-- EXERCISE MATERIALS follows --
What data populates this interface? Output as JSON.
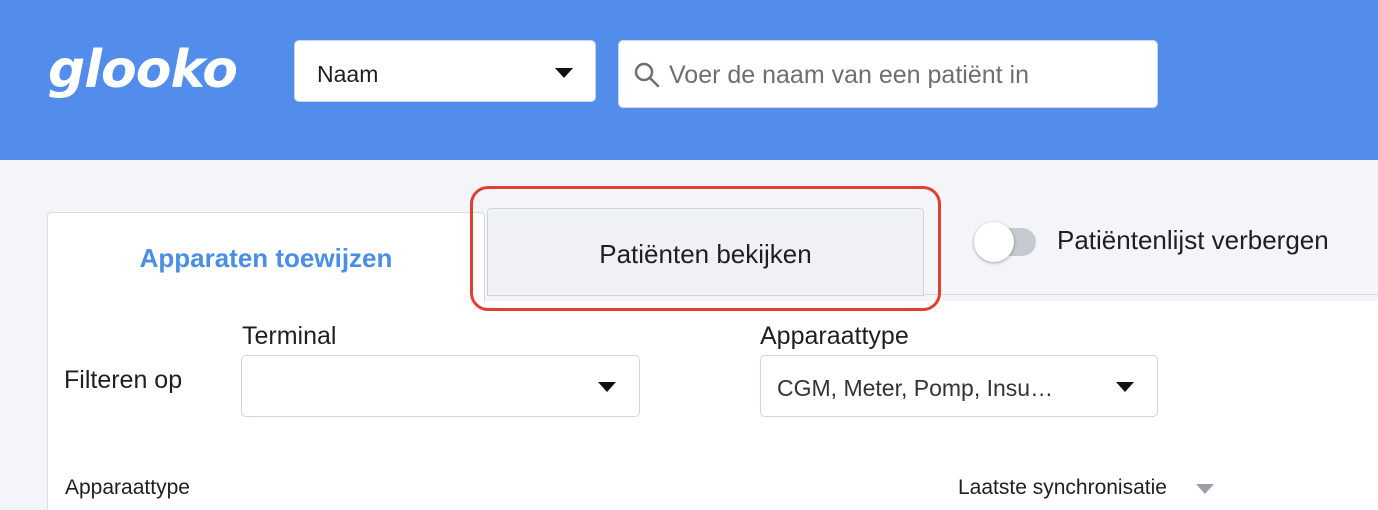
{
  "header": {
    "logo_text": "glooko",
    "search_by_select": {
      "value": "Naam"
    },
    "search": {
      "placeholder": "Voer de naam van een patiënt in"
    }
  },
  "tabs": [
    {
      "label": "Apparaten toewijzen",
      "active": true
    },
    {
      "label": "Patiënten bekijken",
      "active": false
    }
  ],
  "toggle": {
    "label": "Patiëntenlijst verbergen",
    "on": false
  },
  "filters": {
    "label": "Filteren op",
    "terminal": {
      "label": "Terminal",
      "value": ""
    },
    "device_type": {
      "label": "Apparaattype",
      "value": "CGM, Meter, Pomp, Insu…"
    }
  },
  "table": {
    "columns": [
      "Apparaattype",
      "Laatste synchronisatie"
    ]
  },
  "colors": {
    "header_bg": "#528deb",
    "active_tab_text": "#4b8ee6",
    "highlight_border": "#e0402f"
  }
}
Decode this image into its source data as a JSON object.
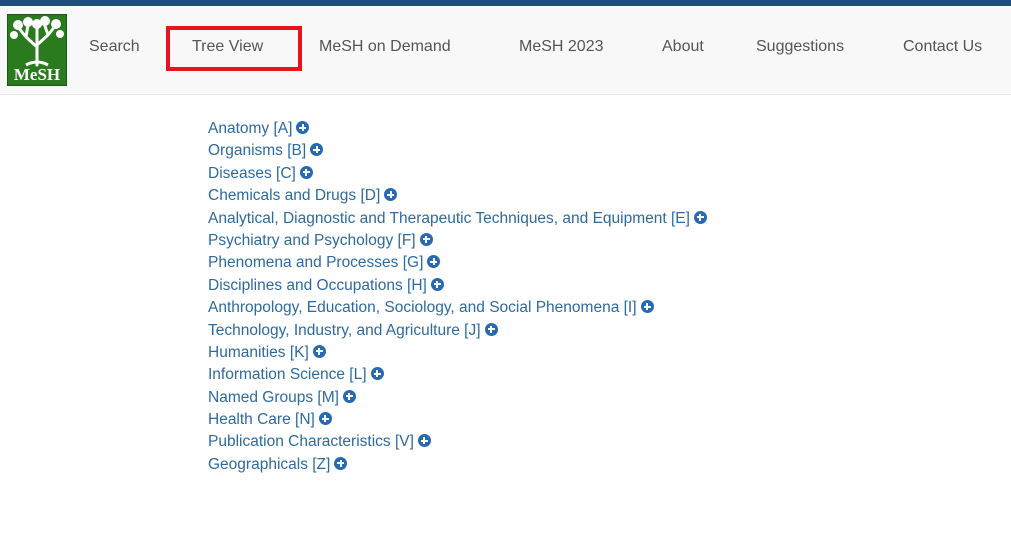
{
  "logo": {
    "text": "MeSH"
  },
  "nav": {
    "search": "Search",
    "tree_view": "Tree View",
    "mesh_on_demand": "MeSH on Demand",
    "mesh_2023": "MeSH 2023",
    "about": "About",
    "suggestions": "Suggestions",
    "contact_us": "Contact Us"
  },
  "tree": [
    "Anatomy [A]",
    "Organisms [B]",
    "Diseases [C]",
    "Chemicals and Drugs [D]",
    "Analytical, Diagnostic and Therapeutic Techniques, and Equipment [E]",
    "Psychiatry and Psychology [F]",
    "Phenomena and Processes [G]",
    "Disciplines and Occupations [H]",
    "Anthropology, Education, Sociology, and Social Phenomena [I]",
    "Technology, Industry, and Agriculture [J]",
    "Humanities [K]",
    "Information Science [L]",
    "Named Groups [M]",
    "Health Care [N]",
    "Publication Characteristics [V]",
    "Geographicals [Z]"
  ],
  "colors": {
    "link": "#2d6aa0",
    "expand_icon": "#2769b3",
    "highlight_box": "#e8141b",
    "logo_green": "#2a7a1e"
  }
}
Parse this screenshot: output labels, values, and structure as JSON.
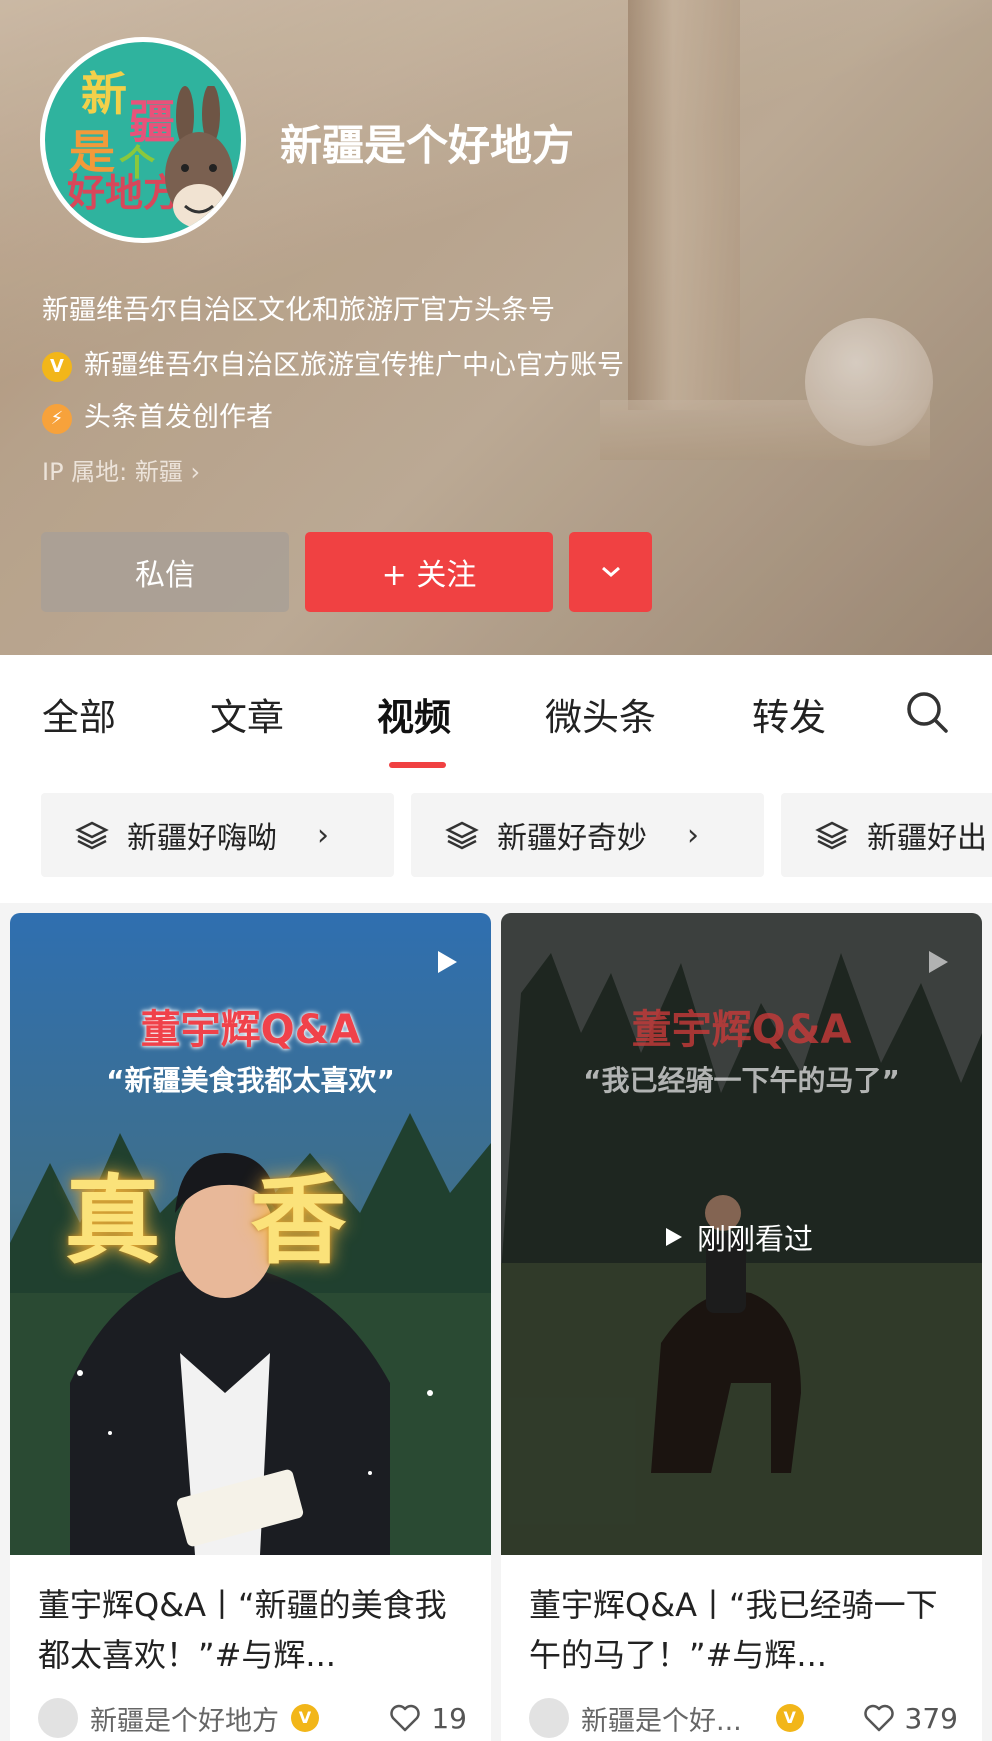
{
  "profile": {
    "name": "新疆是个好地方",
    "description": "新疆维吾尔自治区文化和旅游厅官方头条号",
    "verified_label": "新疆维吾尔自治区旅游宣传推广中心官方账号",
    "creator_label": "头条首发创作者",
    "ip_location": "IP 属地: 新疆 ",
    "avatar_text": [
      "新",
      "疆",
      "是",
      "个",
      "好地方"
    ]
  },
  "actions": {
    "message_label": "私信",
    "follow_label": "+ 关注"
  },
  "tabs": [
    {
      "label": "全部"
    },
    {
      "label": "文章"
    },
    {
      "label": "视频",
      "active": true
    },
    {
      "label": "微头条"
    },
    {
      "label": "转发"
    }
  ],
  "collections": [
    {
      "label": "新疆好嗨呦"
    },
    {
      "label": "新疆好奇妙"
    },
    {
      "label": "新疆好出"
    }
  ],
  "videos": [
    {
      "overlay_title": "董宇辉Q&A",
      "overlay_quote": "“新疆美食我都太喜欢”",
      "overlay_big": "真香",
      "title": "董宇辉Q&A丨“新疆的美食我都太喜欢！”#与辉...",
      "author": "新疆是个好地方",
      "likes": "19"
    },
    {
      "overlay_title": "董宇辉Q&A",
      "overlay_quote": "“我已经骑一下午的马了”",
      "watched_label": "刚刚看过",
      "title": "董宇辉Q&A丨“我已经骑一下午的马了！”#与辉...",
      "author": "新疆是个好...",
      "likes": "379"
    }
  ],
  "colors": {
    "accent": "#f04142",
    "verified_badge": "#f2b619",
    "creator_badge": "#f7a23b"
  }
}
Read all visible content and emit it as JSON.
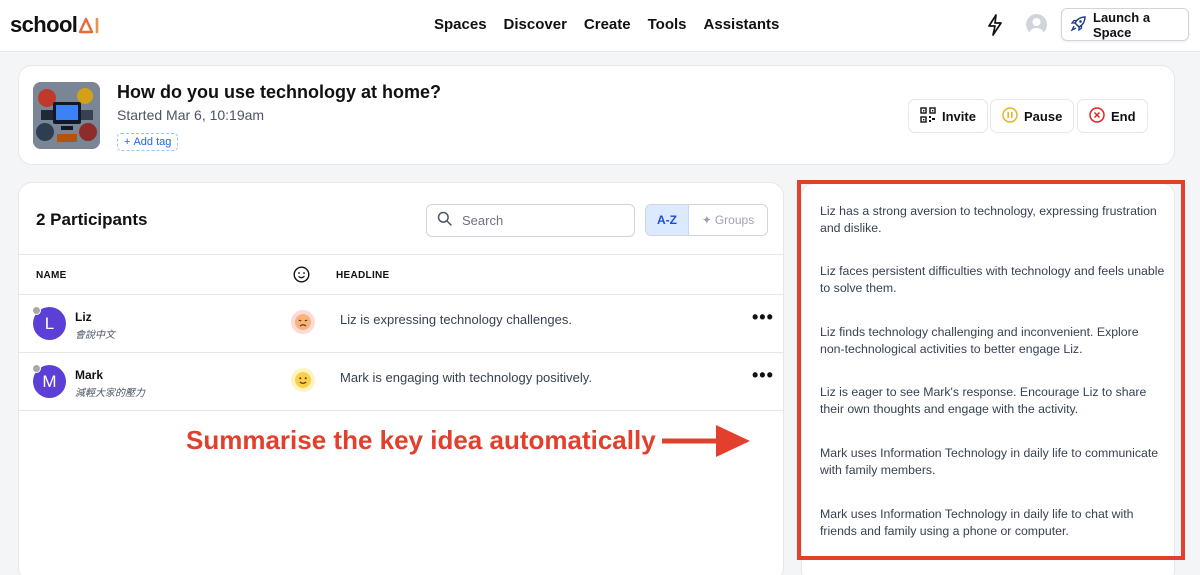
{
  "nav": {
    "logo_text": "school",
    "links": [
      "Spaces",
      "Discover",
      "Create",
      "Tools",
      "Assistants"
    ],
    "launch_label": "Launch a Space",
    "colors": {
      "accent": "#2563eb",
      "logo_ai": "#e66a3a"
    }
  },
  "space": {
    "title": "How do you use technology at home?",
    "started": "Started Mar 6, 10:19am",
    "add_tag": "Add tag",
    "invite": "Invite",
    "pause": "Pause",
    "end": "End"
  },
  "participants": {
    "title": "2 Participants",
    "search_placeholder": "Search",
    "sort_az": "A-Z",
    "groups": "Groups",
    "col_name": "NAME",
    "col_headline": "HEADLINE",
    "rows": [
      {
        "initial": "L",
        "name": "Liz",
        "subtitle": "會說中文",
        "mood": "sad",
        "headline": "Liz is expressing technology challenges."
      },
      {
        "initial": "M",
        "name": "Mark",
        "subtitle": "減輕大家的壓力",
        "mood": "happy",
        "headline": "Mark is engaging with technology positively."
      }
    ]
  },
  "annotation": {
    "text": "Summarise the key idea automatically",
    "color": "#e2402c"
  },
  "summary": {
    "items": [
      "Liz has a strong aversion to technology, expressing frustration and dislike.",
      "Liz faces persistent difficulties with technology and feels unable to solve them.",
      "Liz finds technology challenging and inconvenient. Explore non-technological activities to better engage Liz.",
      "Liz is eager to see Mark's response. Encourage Liz to share their own thoughts and engage with the activity.",
      "Mark uses Information Technology in daily life to communicate with family members.",
      "Mark uses Information Technology in daily life to chat with friends and family using a phone or computer."
    ]
  }
}
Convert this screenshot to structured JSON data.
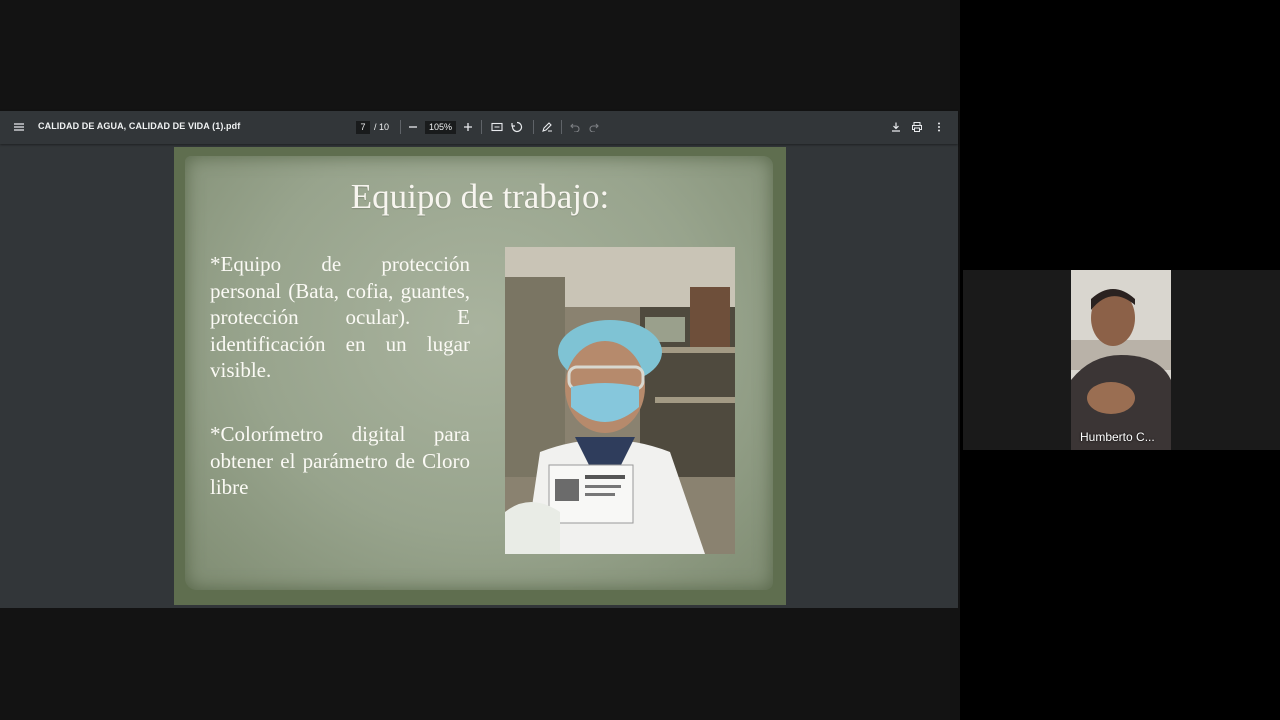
{
  "pdf_viewer": {
    "document_title": "CALIDAD DE AGUA, CALIDAD DE VIDA (1).pdf",
    "current_page": "7",
    "total_pages": "/ 10",
    "zoom_level": "105%",
    "icons": {
      "menu": "menu-icon",
      "zoom_out": "minus-icon",
      "zoom_in": "plus-icon",
      "fit": "fit-page-icon",
      "rotate": "rotate-icon",
      "annotate": "pen-icon",
      "undo": "undo-icon",
      "redo": "redo-icon",
      "download": "download-icon",
      "print": "print-icon",
      "more": "more-vert-icon"
    }
  },
  "slide": {
    "title": "Equipo de trabajo:",
    "bullet_1": "*Equipo de protección personal (Bata, cofia, guantes, protección ocular). E identificación en un lugar visible.",
    "bullet_2": "*Colorímetro digital para obtener el parámetro de Cloro libre"
  },
  "participant": {
    "name": "Humberto C..."
  },
  "colors": {
    "toolbar": "#323639",
    "slide_border": "#5f6e4f",
    "slide_fill": "#98a48d"
  }
}
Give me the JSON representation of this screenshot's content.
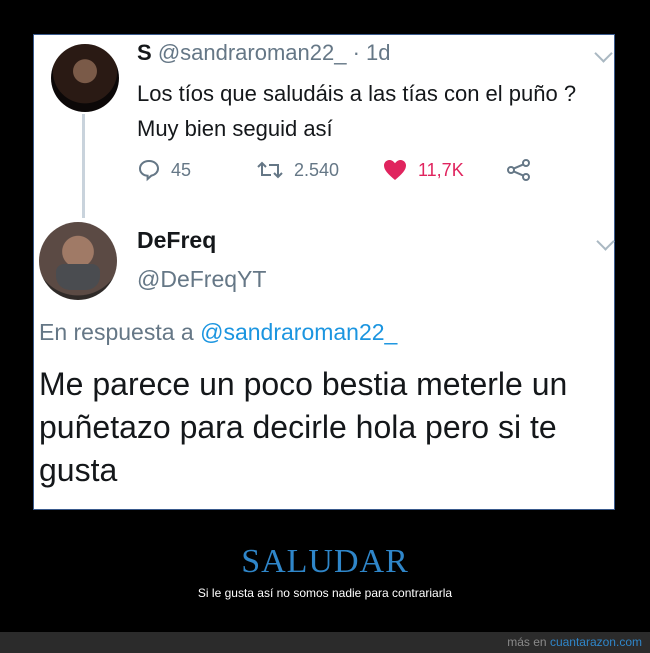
{
  "tweet1": {
    "name": "S",
    "handle": "@sandraroman22_",
    "time": "· 1d",
    "text": "Los tíos que saludáis a las tías con el puño ? Muy bien seguid así",
    "replies": "45",
    "retweets": "2.540",
    "likes": "11,7K"
  },
  "tweet2": {
    "name": "DeFreq",
    "handle": "@DeFreqYT",
    "reply_prefix": "En respuesta a ",
    "reply_handle": "@sandraroman22_",
    "text": "Me parece un poco bestia meterle un puñetazo para decirle hola pero si te gusta"
  },
  "post": {
    "title": "SALUDAR",
    "subtitle": "Si le gusta así no somos nadie para contrariarla"
  },
  "footer": {
    "prefix": "más en ",
    "site": "cuantarazon.com"
  },
  "colors": {
    "like": "#e0245e",
    "link": "#1b95e0",
    "title": "#2f86c9"
  }
}
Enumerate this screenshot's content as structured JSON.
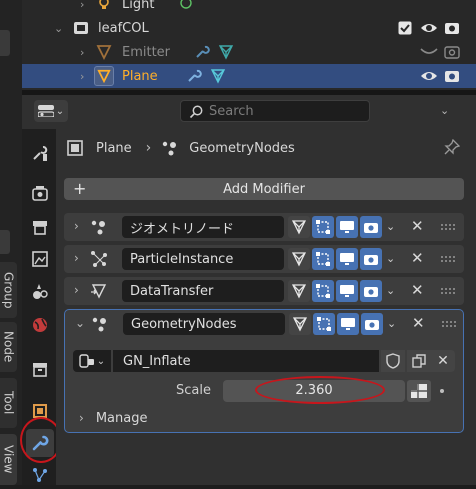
{
  "outliner": {
    "rows": [
      {
        "label": "Light"
      },
      {
        "label": "leafCOL"
      },
      {
        "label": "Emitter"
      },
      {
        "label": "Plane"
      }
    ]
  },
  "side_tabs": [
    "Group",
    "Node",
    "Tool",
    "View"
  ],
  "header": {
    "search_placeholder": "Search"
  },
  "breadcrumb": {
    "object": "Plane",
    "modifier": "GeometryNodes"
  },
  "add_modifier_label": "Add Modifier",
  "modifiers": [
    {
      "name": "ジオメトリノード",
      "icon": "geometry-nodes-icon"
    },
    {
      "name": "ParticleInstance",
      "icon": "particle-instance-icon"
    },
    {
      "name": "DataTransfer",
      "icon": "data-transfer-icon"
    },
    {
      "name": "GeometryNodes",
      "icon": "geometry-nodes-icon"
    }
  ],
  "node_group": {
    "name": "GN_Inflate"
  },
  "inputs": {
    "scale_label": "Scale",
    "scale_value": "2.360"
  },
  "manage_label": "Manage",
  "colors": {
    "accent_blue": "#4772b3",
    "selected_row": "#334d80",
    "highlight_red": "#c7161c",
    "object_orange": "#ffaf29",
    "modifier_cyan": "#57c8d9"
  }
}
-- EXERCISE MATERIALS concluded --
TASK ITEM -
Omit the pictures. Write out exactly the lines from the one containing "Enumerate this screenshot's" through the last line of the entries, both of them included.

RESULT OF THE TASK -
Enumerate this screenshot's content as structured JSON.
{
  "outliner": {
    "rows": [
      {
        "label": "Light"
      },
      {
        "label": "leafCOL"
      },
      {
        "label": "Emitter"
      },
      {
        "label": "Plane"
      }
    ]
  },
  "side_tabs": [
    "Group",
    "Node",
    "Tool",
    "View"
  ],
  "header": {
    "search_placeholder": "Search"
  },
  "breadcrumb": {
    "object": "Plane",
    "modifier": "GeometryNodes"
  },
  "add_modifier_label": "Add Modifier",
  "modifiers": [
    {
      "name": "ジオメトリノード",
      "icon": "geometry-nodes-icon"
    },
    {
      "name": "ParticleInstance",
      "icon": "particle-instance-icon"
    },
    {
      "name": "DataTransfer",
      "icon": "data-transfer-icon"
    },
    {
      "name": "GeometryNodes",
      "icon": "geometry-nodes-icon"
    }
  ],
  "node_group": {
    "name": "GN_Inflate"
  },
  "inputs": {
    "scale_label": "Scale",
    "scale_value": "2.360"
  },
  "manage_label": "Manage",
  "colors": {
    "accent_blue": "#4772b3",
    "selected_row": "#334d80",
    "highlight_red": "#c7161c",
    "object_orange": "#ffaf29",
    "modifier_cyan": "#57c8d9"
  }
}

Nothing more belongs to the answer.